Still Not Fully Free

Mar 3, 2004

The Central Bank of Brazil is the result of a typically Brazilian compromise. It is a quasi-independent department of the Finance Ministry, which means that ultimately it is under political control. Yet it has won ? and exercises ? a wide degree of independence over policy and staffing. Incoming governments exercise their right to appoint a new Central Bank president as part of the spoils system, and often vet the board members as well. President Luiz Inácio Lula da Silva was no exception and replaced Armínio Fraga, a brilliant academic economist and financier, with Henrique Meirelles, a former top executive at FleetBoston.

Meirelles had no experience as a central banker, was a political neophyte and a deputy from the opposition PSDB. But he has steered the Central Bank along the same rigorously independent path as his predecessor and retained several board members from the previous administration. He...

To continue reading please take a free trial, subscribe or login below.

Already have an account?


Subscribe now for unlimited access to all current and archive news, data and market analysis. 


Free trial

Take a free two-week trial now for the latest news, data and market analysis.

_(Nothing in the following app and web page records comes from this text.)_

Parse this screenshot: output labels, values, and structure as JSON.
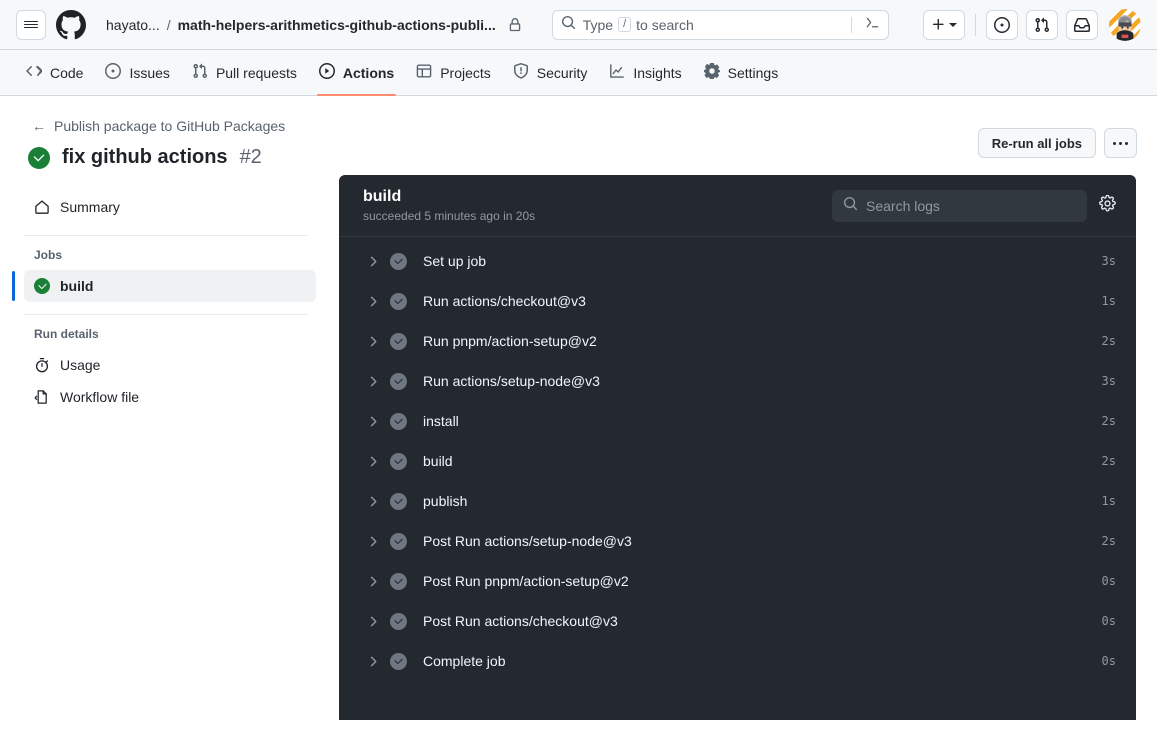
{
  "header": {
    "hamburger": "menu-icon",
    "logo": "github-logo",
    "breadcrumb": {
      "owner": "hayato...",
      "separator": "/",
      "repo": "math-helpers-arithmetics-github-actions-publi...",
      "visibility_icon": "lock-icon"
    },
    "search": {
      "placeholder_prefix": "Type",
      "slash_key": "/",
      "placeholder_suffix": "to search",
      "icon": "search-icon",
      "terminal_icon": "command-palette-icon"
    },
    "actions": {
      "create_new": "plus-icon",
      "issues": "issue-opened-icon",
      "pull_requests": "git-pull-request-icon",
      "notifications": "inbox-icon",
      "avatar": "user-avatar"
    }
  },
  "repo_nav": {
    "items": [
      {
        "label": "Code",
        "icon": "code-icon",
        "active": false
      },
      {
        "label": "Issues",
        "icon": "issue-opened-icon",
        "active": false
      },
      {
        "label": "Pull requests",
        "icon": "git-pull-request-icon",
        "active": false
      },
      {
        "label": "Actions",
        "icon": "play-icon",
        "active": true
      },
      {
        "label": "Projects",
        "icon": "table-icon",
        "active": false
      },
      {
        "label": "Security",
        "icon": "shield-icon",
        "active": false
      },
      {
        "label": "Insights",
        "icon": "graph-icon",
        "active": false
      },
      {
        "label": "Settings",
        "icon": "gear-icon",
        "active": false
      }
    ],
    "active_underline_color": "#fd8c73"
  },
  "run": {
    "back_label": "Publish package to GitHub Packages",
    "title": "fix github actions",
    "number": "#2",
    "status_icon": "check-circle-icon",
    "status_color": "#1a7f37",
    "rerun_label": "Re-run all jobs",
    "more_label": "kebab-menu"
  },
  "sidebar": {
    "summary": {
      "label": "Summary",
      "icon": "home-icon"
    },
    "jobs_heading": "Jobs",
    "jobs": [
      {
        "label": "build",
        "icon": "check-circle-icon",
        "selected": true
      }
    ],
    "run_details_heading": "Run details",
    "details": [
      {
        "label": "Usage",
        "icon": "stopwatch-icon"
      },
      {
        "label": "Workflow file",
        "icon": "workflow-file-icon"
      }
    ],
    "selected_indicator_color": "#0969da"
  },
  "logs": {
    "job_name": "build",
    "job_status": "succeeded 5 minutes ago in 20s",
    "search_placeholder": "Search logs",
    "search_icon": "search-icon",
    "settings_icon": "gear-icon",
    "background": "#24292f",
    "steps": [
      {
        "name": "Set up job",
        "duration": "3s",
        "status": "success"
      },
      {
        "name": "Run actions/checkout@v3",
        "duration": "1s",
        "status": "success"
      },
      {
        "name": "Run pnpm/action-setup@v2",
        "duration": "2s",
        "status": "success"
      },
      {
        "name": "Run actions/setup-node@v3",
        "duration": "3s",
        "status": "success"
      },
      {
        "name": "install",
        "duration": "2s",
        "status": "success"
      },
      {
        "name": "build",
        "duration": "2s",
        "status": "success"
      },
      {
        "name": "publish",
        "duration": "1s",
        "status": "success"
      },
      {
        "name": "Post Run actions/setup-node@v3",
        "duration": "2s",
        "status": "success"
      },
      {
        "name": "Post Run pnpm/action-setup@v2",
        "duration": "0s",
        "status": "success"
      },
      {
        "name": "Post Run actions/checkout@v3",
        "duration": "0s",
        "status": "success"
      },
      {
        "name": "Complete job",
        "duration": "0s",
        "status": "success"
      }
    ]
  }
}
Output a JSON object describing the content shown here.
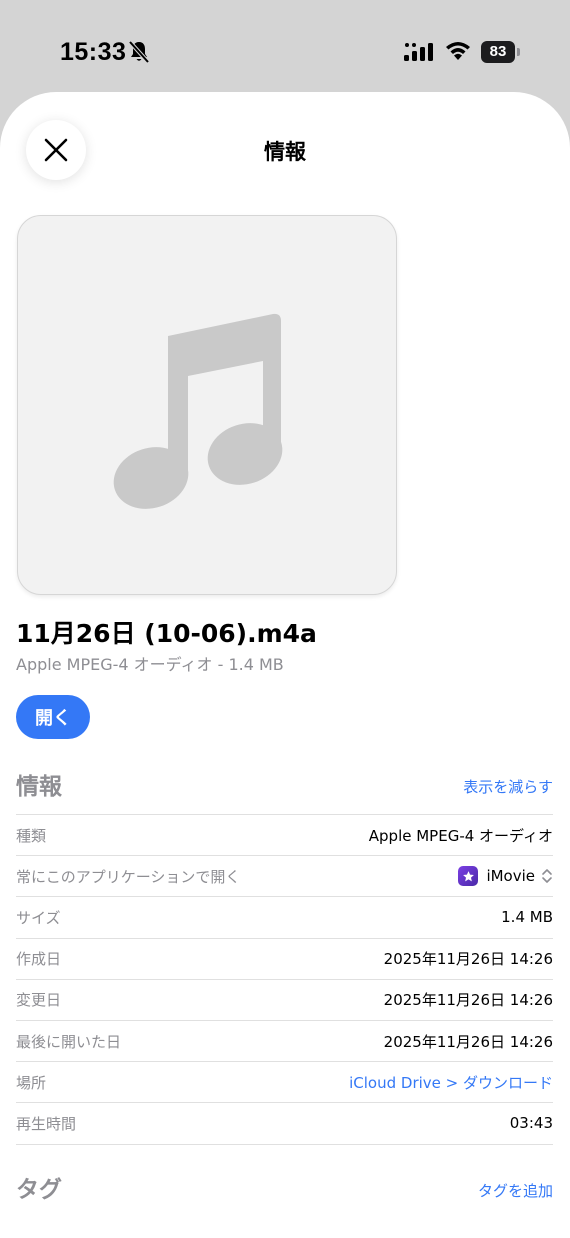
{
  "status_bar": {
    "time": "15:33",
    "battery": "83"
  },
  "sheet": {
    "title": "情報",
    "file_name": "11月26日 (10-06).m4a",
    "file_subtitle": "Apple MPEG-4 オーディオ - 1.4 MB",
    "open_label": "開く"
  },
  "info_section": {
    "heading": "情報",
    "toggle_label": "表示を減らす",
    "rows": [
      {
        "label": "種類",
        "value": "Apple MPEG-4 オーディオ"
      },
      {
        "label": "常にこのアプリケーションで開く",
        "value": "iMovie",
        "icon": "imovie-icon"
      },
      {
        "label": "サイズ",
        "value": "1.4 MB"
      },
      {
        "label": "作成日",
        "value": "2025年11月26日 14:26"
      },
      {
        "label": "変更日",
        "value": "2025年11月26日 14:26"
      },
      {
        "label": "最後に開いた日",
        "value": "2025年11月26日 14:26"
      },
      {
        "label": "場所",
        "value": "iCloud Drive > ダウンロード"
      },
      {
        "label": "再生時間",
        "value": "03:43"
      }
    ]
  },
  "tags_section": {
    "heading": "タグ",
    "add_label": "タグを追加"
  },
  "colors": {
    "accent": "#3478f6",
    "secondary_text": "#8e8e93",
    "status_bar_bg": "#d4d4d4"
  }
}
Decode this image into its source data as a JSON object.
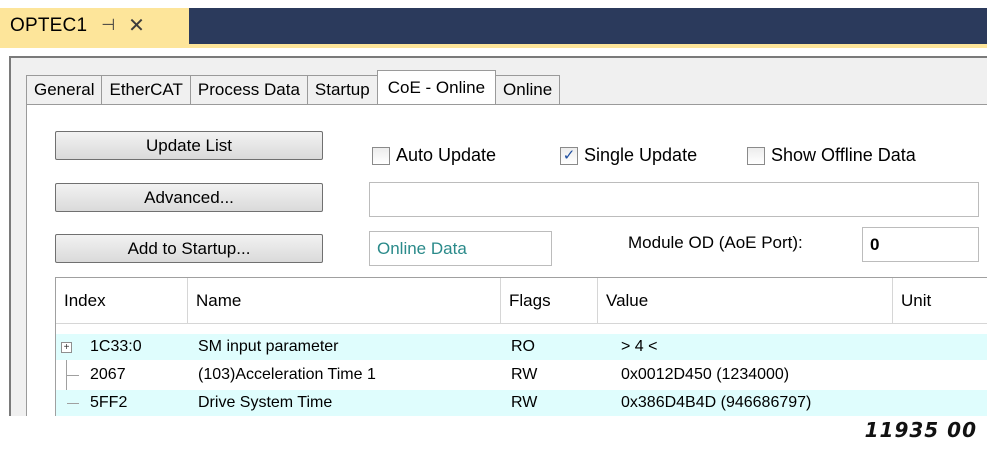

Free Trial

Upcoming Events


Where will capital markets be busiest in 2017?


Popular Searches